Halls Creek Narrows Day 1
Capitol Reef NP - April 1
A high cloud deck covered the majority of the sky upon waking up on the second day of our Reefy Retirement adventure trip. We had decided the night before that we would fit a backpack into the next few days - and one in a remote, wild area - far away from the type of crowds we saw the day before in Bell and Little Wild Horse Canyons. That place? A spot way, way down at the southern end of Capitol Reef National Park, along a watercourse known as Halls Creek. It was a location quite far away from commonly-driven tourist routes.
Halls creek is a fairly major north-south drainage in the southern part of Capitol Reef. It runs parallel to the line of the Waterpocket fold, and much of the water drainage off of the sloping fold runs down into Halls creek. For large sections of its length over most of the year, though, it's a dry wash.
One particular section of the creek has managed to carve its way into the clean Navajo Sandstone of the nearby Waterpocket Fold, creating a length of winding narrows with soaring walls and huge alcoves. And through this section, Halls Creek flows with a clear, burbling little flow -- when it's not in flash-flood mode, of course.
Morning Twilight, Goblin Valley
Our plan was fairly straightforward, and divided neatly into the three days we had allocated for a packpack: Day 1 - drive to trailhead, hike to the start of the narrow section and camp. Day 2 - hike the narrows section and return to camp. Day 3 - hike back to the trailhead.
In addition to being remote and secluded, backpacking in southern Capitol Reef didn't require any overnight backpacking fees, although we did need to register at the visitor center for a free permit. To that end, we drove south from Goblin Valley and then west along Utah 24 to the park's main tourist area, in the historic Mormon locality of Fruita (and where the visitor center is located).
With our permit acquired, we drove back east and out of the park, soon turning south on one of the major "back-ways" of south-central Utah: the Notom-Bullfrog Road. The road is gravelled for most of its length, and crosses into and out of Capitol Reef NP several times as it makes its way south, roughly parallelling the eastern edge of the park. There is a lot of interesting scenery and geology on display as one drives south along this road - primarily a long, long section of the Waterpocket Fold monocline (the more technical name for the "Capitol Reef"). To our left, the strata was flat, forming the more typically-seen mesas and cliffs. One our right, however, was the fold: Miles upon miles upon miles of steeply tilted strata.

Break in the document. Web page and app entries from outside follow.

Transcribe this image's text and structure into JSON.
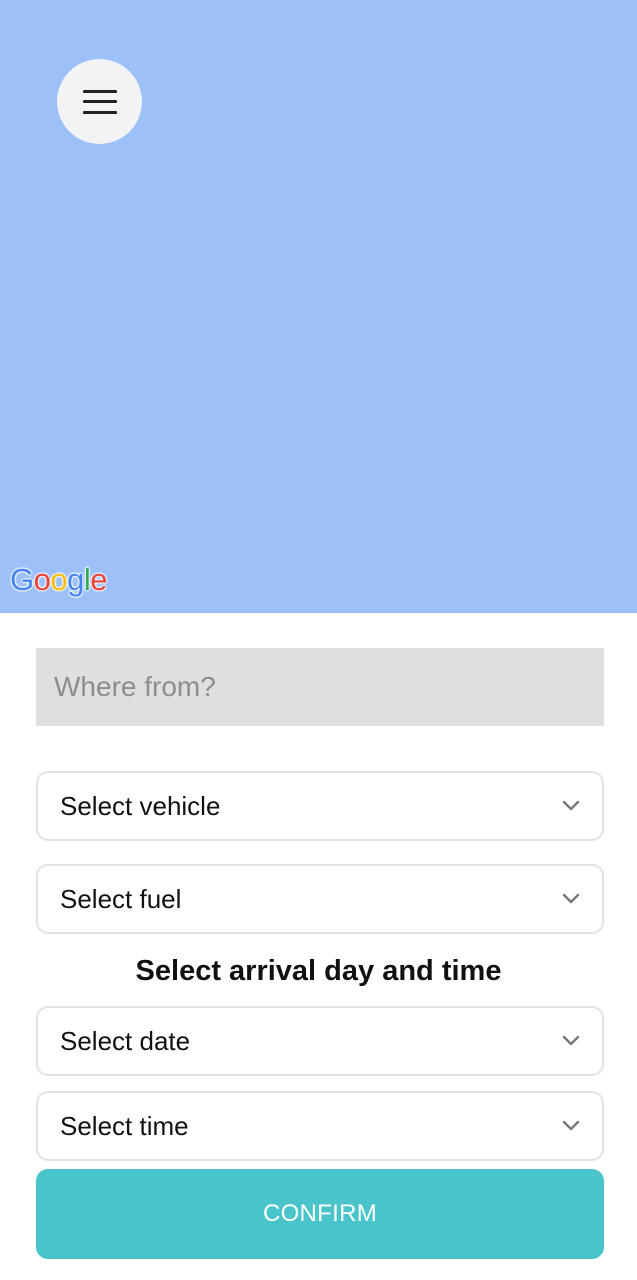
{
  "map": {
    "logo_letters": [
      "G",
      "o",
      "o",
      "g",
      "l",
      "e"
    ],
    "background_color": "#9dc0f9"
  },
  "menu": {
    "icon": "hamburger-menu-icon"
  },
  "search": {
    "placeholder": "Where from?",
    "value": ""
  },
  "selects": {
    "vehicle": "Select vehicle",
    "fuel": "Select fuel",
    "date": "Select date",
    "time": "Select time"
  },
  "arrival": {
    "title": "Select arrival day and time"
  },
  "confirm": {
    "label": "CONFIRM",
    "color": "#48c4ca"
  }
}
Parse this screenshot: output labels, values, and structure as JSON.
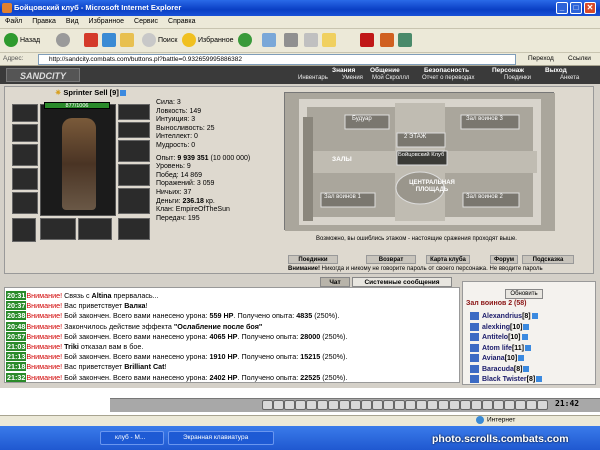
{
  "window": {
    "title": "Бойцовский клуб - Microsoft Internet Explorer",
    "min": "_",
    "max": "□",
    "close": "✕"
  },
  "menu": [
    "Файл",
    "Правка",
    "Вид",
    "Избранное",
    "Сервис",
    "Справка"
  ],
  "toolbar": {
    "back": "Назад",
    "search": "Поиск",
    "favorites": "Избранное"
  },
  "address": {
    "label": "Адрес:",
    "url": "http://sandcity.combats.com/buttons.pl?battle=0.932659995886382",
    "go": "Переход",
    "links": "Ссылки"
  },
  "game": {
    "logo": "SANDCITY",
    "nav_top": [
      "Знания",
      "Общение",
      "Безопасность",
      "Персонаж",
      "Выход"
    ],
    "nav_bottom": [
      "Инвентарь",
      "Умения",
      "Мой Скроллл",
      "Отчет о переводах",
      "Поединки",
      "Анкета"
    ],
    "character": {
      "name": "Sprinter Sell",
      "level": "[9]",
      "hp": "877/1006",
      "stats": [
        "Сила: 3",
        "Ловкость: 149",
        "Интуиция: 3",
        "Выносливость: 25",
        "Интеллект: 0",
        "Мудрость: 0"
      ],
      "info_exp_label": "Опыт:",
      "info_exp_value": "9 939 351",
      "info_exp_next": "(10 000 000)",
      "info": [
        "Уровень: 9",
        "Побед: 14 869",
        "Поражений: 3 059",
        "Ничьих: 37"
      ],
      "money_label": "Деньги:",
      "money_value": "236.18",
      "money_unit": "кр.",
      "clan": "Клан: EmpireOfTheSun",
      "transfers": "Передач: 195"
    },
    "map": {
      "rooms": [
        "Будуар",
        "Зал воинов 3",
        "2 ЭТАЖ",
        "ЗАЛЫ",
        "Бойцовский Клуб",
        "Зал воинов 1",
        "Зал воинов 2",
        "ЦЕНТРАЛЬНАЯ ПЛОЩАДЬ"
      ],
      "note": "Возможно, вы ошиблись этажом - настоящие сражения проходят выше."
    },
    "map_buttons": [
      "Поединки",
      "Возврат",
      "Карта клуба",
      "Форум",
      "Подсказка"
    ],
    "warning_bold": "Внимание!",
    "warning_text": "Никогда и никому не говорите пароль от своего персонажа. Не вводите пароль",
    "chat_tabs": [
      "Чат",
      "Системные сообщения"
    ],
    "chat": [
      {
        "time": "20:31",
        "label": "Внимание!",
        "text_a": " Связь с ",
        "bold": "Altina",
        "text_b": " прервалась..."
      },
      {
        "time": "20:37",
        "label": "Внимание!",
        "text_a": " Вас приветствует ",
        "bold": "Валка",
        "text_b": "!"
      },
      {
        "time": "20:38",
        "label": "Внимание!",
        "text_a": " Бой закончен. Всего вами нанесено урона: ",
        "bold": "559 HP",
        "text_b": ". Получено опыта: ",
        "bold2": "4835",
        "text_c": " (250%)."
      },
      {
        "time": "20:48",
        "label": "Внимание!",
        "text_a": " Закончилось действие эффекта ",
        "bold": "\"Ослабление после боя\"",
        "text_b": ""
      },
      {
        "time": "20:57",
        "label": "Внимание!",
        "text_a": " Бой закончен. Всего вами нанесено урона: ",
        "bold": "4065 HP",
        "text_b": ". Получено опыта: ",
        "bold2": "28000",
        "text_c": " (250%)."
      },
      {
        "time": "21:03",
        "label": "Внимание!",
        "text_a": " ",
        "bold": "Triki",
        "text_b": " отказал вам в бое."
      },
      {
        "time": "21:13",
        "label": "Внимание!",
        "text_a": " Бой закончен. Всего вами нанесено урона: ",
        "bold": "1910 HP",
        "text_b": ". Получено опыта: ",
        "bold2": "15215",
        "text_c": " (250%)."
      },
      {
        "time": "21:18",
        "label": "Внимание!",
        "text_a": " Вас приветствует ",
        "bold": "Brilliant Cat",
        "text_b": "!"
      },
      {
        "time": "21:32",
        "label": "Внимание!",
        "text_a": " Бой закончен. Всего вами нанесено урона: ",
        "bold": "2402 HP",
        "text_b": ". Получено опыта: ",
        "bold2": "22525",
        "text_c": " (250%)."
      }
    ],
    "refresh": "Обновить",
    "room_title": "Зал воинов 2 (58)",
    "players": [
      {
        "name": "Alexandrius",
        "level": "[8]"
      },
      {
        "name": "alexking",
        "level": "[10]"
      },
      {
        "name": "Antitelo",
        "level": "[10]"
      },
      {
        "name": "Atom life",
        "level": "[11]"
      },
      {
        "name": "Aviana",
        "level": "[10]"
      },
      {
        "name": "Baracuda",
        "level": "[8]"
      },
      {
        "name": "Black Twister",
        "level": "[8]"
      }
    ],
    "clock": "21:42"
  },
  "status": {
    "zone": "Интернет"
  },
  "taskbar": {
    "task1": "клуб - М...",
    "task2": "Экранная клавиатура",
    "watermark": "photo.scrolls.combats.com"
  }
}
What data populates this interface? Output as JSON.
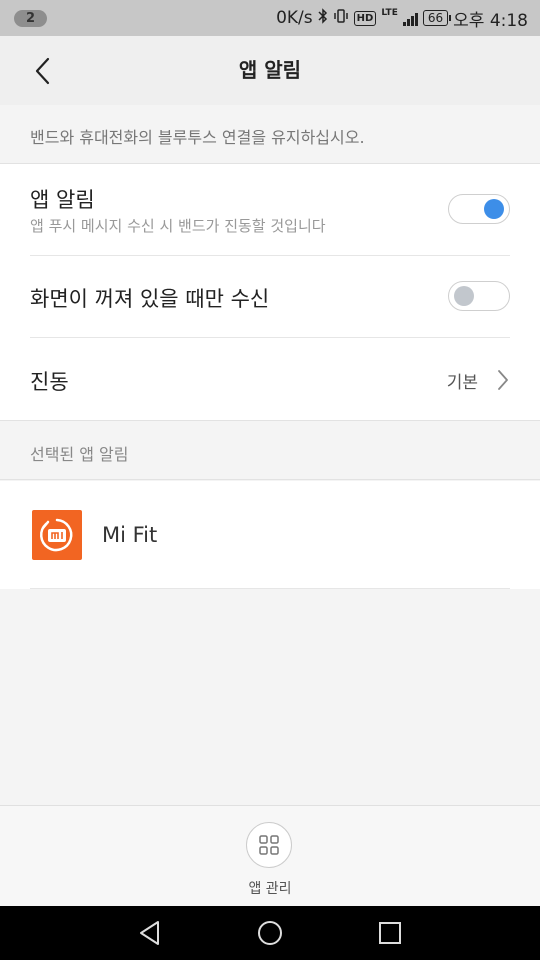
{
  "status_bar": {
    "notification_count": "2",
    "network_speed": "0K/s",
    "hd": "HD",
    "lte": "LTE",
    "battery": "66",
    "time": "오후 4:18"
  },
  "header": {
    "title": "앱 알림"
  },
  "notice": "밴드와 휴대전화의 블루투스 연결을 유지하십시오.",
  "settings": {
    "app_alerts": {
      "title": "앱 알림",
      "subtitle": "앱 푸시 메시지 수신 시 밴드가 진동할 것입니다",
      "enabled": true
    },
    "screen_off_only": {
      "title": "화면이 꺼져 있을 때만 수신",
      "enabled": false
    },
    "vibration": {
      "title": "진동",
      "value": "기본"
    }
  },
  "selected_section_label": "선택된 앱 알림",
  "apps": [
    {
      "name": "Mi Fit",
      "icon": "mi-fit-icon"
    }
  ],
  "bottom": {
    "manage_label": "앱 관리"
  },
  "colors": {
    "accent": "#3d8ee8",
    "app_icon_bg": "#f26522"
  }
}
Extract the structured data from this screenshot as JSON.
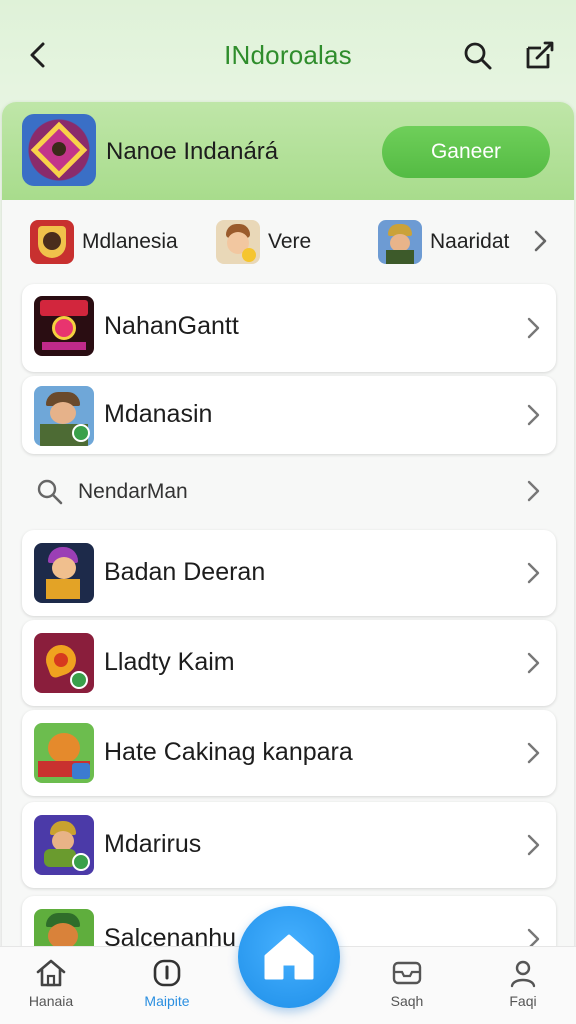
{
  "header": {
    "title": "INdoroalas"
  },
  "banner": {
    "title": "Nanoe Indanárá",
    "button_label": "Ganeer"
  },
  "chips": [
    {
      "label": "Mdlanesia"
    },
    {
      "label": "Vere"
    },
    {
      "label": "Naaridat"
    }
  ],
  "list": {
    "row1": "NahanGantt",
    "row2": "Mdanasin",
    "search_row": "NendarMan",
    "row3": "Badan Deeran",
    "row4": "Lladty Kaim",
    "row5": "Hate Cakinag kanpara",
    "row6": "Mdarirus",
    "row7": "Salcenanhu"
  },
  "bottom_nav": [
    {
      "label": "Hanaia",
      "icon": "home-outline-icon",
      "active": false
    },
    {
      "label": "Maipite",
      "icon": "info-icon",
      "active": true
    },
    {
      "label": "Saqh",
      "icon": "inbox-icon",
      "active": false
    },
    {
      "label": "Faqi",
      "icon": "profile-icon",
      "active": false
    }
  ],
  "colors": {
    "accent_green": "#5cc24a",
    "title_green": "#2f8d2c",
    "active_blue": "#2b8fe0",
    "fab_blue": "#2f9df0"
  }
}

After about an hour of driving (from the visitor center), we finally arrived at the turnoff to the Halls Creek Overlook. A bit (perhaps 10 minutes) of very mild 4wd driving brought us to a beautiful open spot on the western edge of the long north-south trench that has formed immediately to the east of the waterpocket fold. In this area, this valley is known as the Grand Gulch (of Halls Creek). Our trailhead started from this point, and wound down to the bottom of Grand Gulch.
Unlike the day before, there were only a handful of cars at this quite remote trailhead, and the dispersed nature of the destinations from here likely meant we weren't going to meet too many people on our travels. We took a good hour to prep our gear, taking care to ensure that we had enough water to make it the approximately 10 miles from the trailhead to our camping area (which has the first good, reliable water source).
Brian at Halls Creek Overlook
The early-morning overcast had given way to intermittent high and wispy clouds. It was a very moderate sort of day, neither hot nor cold. Overall, quite comfortable for hiking.
Starting at the Halls Creek Overlook trailhead sign at about 1:30pm, we began our descent to Halls Creek.
Descening into Grand Gulch